→ PROVIDED RECORDS
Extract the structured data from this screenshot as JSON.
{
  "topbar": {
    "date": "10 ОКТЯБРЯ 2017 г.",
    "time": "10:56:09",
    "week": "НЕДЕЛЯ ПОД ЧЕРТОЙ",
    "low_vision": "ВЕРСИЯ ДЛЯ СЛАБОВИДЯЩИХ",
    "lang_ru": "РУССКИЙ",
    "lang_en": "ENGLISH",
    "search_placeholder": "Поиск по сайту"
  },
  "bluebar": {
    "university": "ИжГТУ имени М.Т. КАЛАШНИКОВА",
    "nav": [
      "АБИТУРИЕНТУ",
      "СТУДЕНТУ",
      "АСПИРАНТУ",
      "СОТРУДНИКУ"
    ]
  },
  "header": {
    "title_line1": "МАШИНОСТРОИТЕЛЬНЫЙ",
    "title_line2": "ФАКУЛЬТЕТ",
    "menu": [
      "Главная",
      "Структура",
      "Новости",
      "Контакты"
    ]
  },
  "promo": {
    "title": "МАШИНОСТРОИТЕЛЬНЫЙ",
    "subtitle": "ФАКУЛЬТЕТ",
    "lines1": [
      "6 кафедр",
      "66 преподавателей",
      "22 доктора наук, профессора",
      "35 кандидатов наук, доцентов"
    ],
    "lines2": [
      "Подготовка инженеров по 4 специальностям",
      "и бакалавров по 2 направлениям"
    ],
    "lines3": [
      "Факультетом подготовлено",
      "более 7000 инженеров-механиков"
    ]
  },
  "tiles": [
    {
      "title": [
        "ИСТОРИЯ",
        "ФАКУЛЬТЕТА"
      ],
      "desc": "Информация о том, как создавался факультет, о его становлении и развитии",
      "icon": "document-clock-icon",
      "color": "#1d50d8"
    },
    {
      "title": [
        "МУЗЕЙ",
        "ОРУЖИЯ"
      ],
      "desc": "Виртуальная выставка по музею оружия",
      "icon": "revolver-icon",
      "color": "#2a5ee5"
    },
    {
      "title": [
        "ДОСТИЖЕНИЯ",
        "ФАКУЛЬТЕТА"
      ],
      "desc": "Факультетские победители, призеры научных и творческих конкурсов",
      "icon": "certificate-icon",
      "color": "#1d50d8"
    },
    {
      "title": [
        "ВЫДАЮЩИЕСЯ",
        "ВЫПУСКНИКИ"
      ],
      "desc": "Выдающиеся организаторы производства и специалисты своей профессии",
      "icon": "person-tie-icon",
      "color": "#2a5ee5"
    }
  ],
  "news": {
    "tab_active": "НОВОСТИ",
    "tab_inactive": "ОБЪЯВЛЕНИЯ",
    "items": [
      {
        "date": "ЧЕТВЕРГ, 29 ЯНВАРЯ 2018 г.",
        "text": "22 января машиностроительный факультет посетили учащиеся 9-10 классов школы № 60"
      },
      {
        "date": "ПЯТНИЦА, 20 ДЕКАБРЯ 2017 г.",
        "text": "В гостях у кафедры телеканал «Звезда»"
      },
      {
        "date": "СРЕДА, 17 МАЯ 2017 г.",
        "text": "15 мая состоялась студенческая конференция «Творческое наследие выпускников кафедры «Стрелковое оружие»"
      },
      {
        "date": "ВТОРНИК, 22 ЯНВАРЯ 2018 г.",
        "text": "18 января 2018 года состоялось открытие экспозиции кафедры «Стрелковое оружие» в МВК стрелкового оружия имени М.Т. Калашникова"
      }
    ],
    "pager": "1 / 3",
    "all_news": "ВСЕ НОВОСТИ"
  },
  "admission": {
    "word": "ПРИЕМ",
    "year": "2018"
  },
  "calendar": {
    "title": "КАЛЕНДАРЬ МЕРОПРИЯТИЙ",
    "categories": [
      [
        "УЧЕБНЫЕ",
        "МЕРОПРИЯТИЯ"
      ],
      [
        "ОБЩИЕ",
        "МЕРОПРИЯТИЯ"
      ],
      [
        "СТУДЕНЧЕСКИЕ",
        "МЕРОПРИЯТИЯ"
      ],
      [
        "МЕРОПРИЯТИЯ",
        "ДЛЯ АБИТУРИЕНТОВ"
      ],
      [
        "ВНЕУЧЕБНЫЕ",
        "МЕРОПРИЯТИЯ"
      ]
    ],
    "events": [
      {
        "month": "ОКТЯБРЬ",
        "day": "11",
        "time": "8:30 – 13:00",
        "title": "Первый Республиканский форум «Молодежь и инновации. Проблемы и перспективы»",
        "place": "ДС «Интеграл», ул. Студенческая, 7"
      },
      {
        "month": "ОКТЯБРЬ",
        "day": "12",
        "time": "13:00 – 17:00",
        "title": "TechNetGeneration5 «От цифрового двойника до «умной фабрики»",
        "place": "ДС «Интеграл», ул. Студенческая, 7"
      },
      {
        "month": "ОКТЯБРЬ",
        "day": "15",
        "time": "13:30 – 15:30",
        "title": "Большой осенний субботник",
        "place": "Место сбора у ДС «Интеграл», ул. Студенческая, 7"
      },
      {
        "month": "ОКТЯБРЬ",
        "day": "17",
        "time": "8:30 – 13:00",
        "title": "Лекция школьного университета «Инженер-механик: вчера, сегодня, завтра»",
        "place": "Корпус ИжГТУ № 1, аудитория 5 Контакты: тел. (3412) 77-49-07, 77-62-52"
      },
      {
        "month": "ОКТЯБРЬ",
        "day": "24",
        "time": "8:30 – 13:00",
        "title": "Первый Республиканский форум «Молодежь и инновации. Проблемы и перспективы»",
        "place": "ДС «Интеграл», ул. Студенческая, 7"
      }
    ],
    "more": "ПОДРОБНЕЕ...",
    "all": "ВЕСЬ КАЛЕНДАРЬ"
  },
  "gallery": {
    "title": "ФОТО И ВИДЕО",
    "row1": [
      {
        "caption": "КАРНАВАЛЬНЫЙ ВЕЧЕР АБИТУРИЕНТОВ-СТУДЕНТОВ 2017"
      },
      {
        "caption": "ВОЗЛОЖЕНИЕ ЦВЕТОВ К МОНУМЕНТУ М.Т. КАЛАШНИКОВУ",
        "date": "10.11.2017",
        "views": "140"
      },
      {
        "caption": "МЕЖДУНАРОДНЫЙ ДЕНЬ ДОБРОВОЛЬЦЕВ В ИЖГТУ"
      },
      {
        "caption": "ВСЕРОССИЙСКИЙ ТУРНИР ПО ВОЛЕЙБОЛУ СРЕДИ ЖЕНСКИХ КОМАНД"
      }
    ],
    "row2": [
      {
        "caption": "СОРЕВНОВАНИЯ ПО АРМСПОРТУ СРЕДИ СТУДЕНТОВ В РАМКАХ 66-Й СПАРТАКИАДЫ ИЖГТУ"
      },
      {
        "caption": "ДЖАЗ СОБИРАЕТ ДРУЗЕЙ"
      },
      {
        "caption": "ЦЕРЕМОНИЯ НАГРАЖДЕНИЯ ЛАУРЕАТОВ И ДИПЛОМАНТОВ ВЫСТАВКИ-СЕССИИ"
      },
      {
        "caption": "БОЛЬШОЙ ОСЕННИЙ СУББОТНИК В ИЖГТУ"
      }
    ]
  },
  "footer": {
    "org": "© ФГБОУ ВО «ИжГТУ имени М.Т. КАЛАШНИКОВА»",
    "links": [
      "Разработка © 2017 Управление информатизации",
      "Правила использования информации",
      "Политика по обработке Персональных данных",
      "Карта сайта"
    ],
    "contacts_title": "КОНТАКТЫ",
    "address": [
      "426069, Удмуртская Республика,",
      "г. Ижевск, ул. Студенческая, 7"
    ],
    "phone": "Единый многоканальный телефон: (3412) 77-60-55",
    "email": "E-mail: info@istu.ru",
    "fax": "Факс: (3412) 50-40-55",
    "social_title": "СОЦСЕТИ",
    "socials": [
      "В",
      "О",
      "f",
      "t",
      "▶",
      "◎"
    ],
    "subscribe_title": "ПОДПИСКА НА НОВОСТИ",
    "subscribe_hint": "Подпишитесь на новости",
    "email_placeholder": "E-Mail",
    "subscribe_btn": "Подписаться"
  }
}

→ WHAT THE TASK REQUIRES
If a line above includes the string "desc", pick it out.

→ WRITTEN RESPONSE
      "desc": "Информация о том, как создавался факультет, о его становлении и развитии",
      "desc": "Виртуальная выставка по музею оружия",
      "desc": "Факультетские победители, призеры научных и творческих конкурсов",
      "desc": "Выдающиеся организаторы производства и специалисты своей профессии",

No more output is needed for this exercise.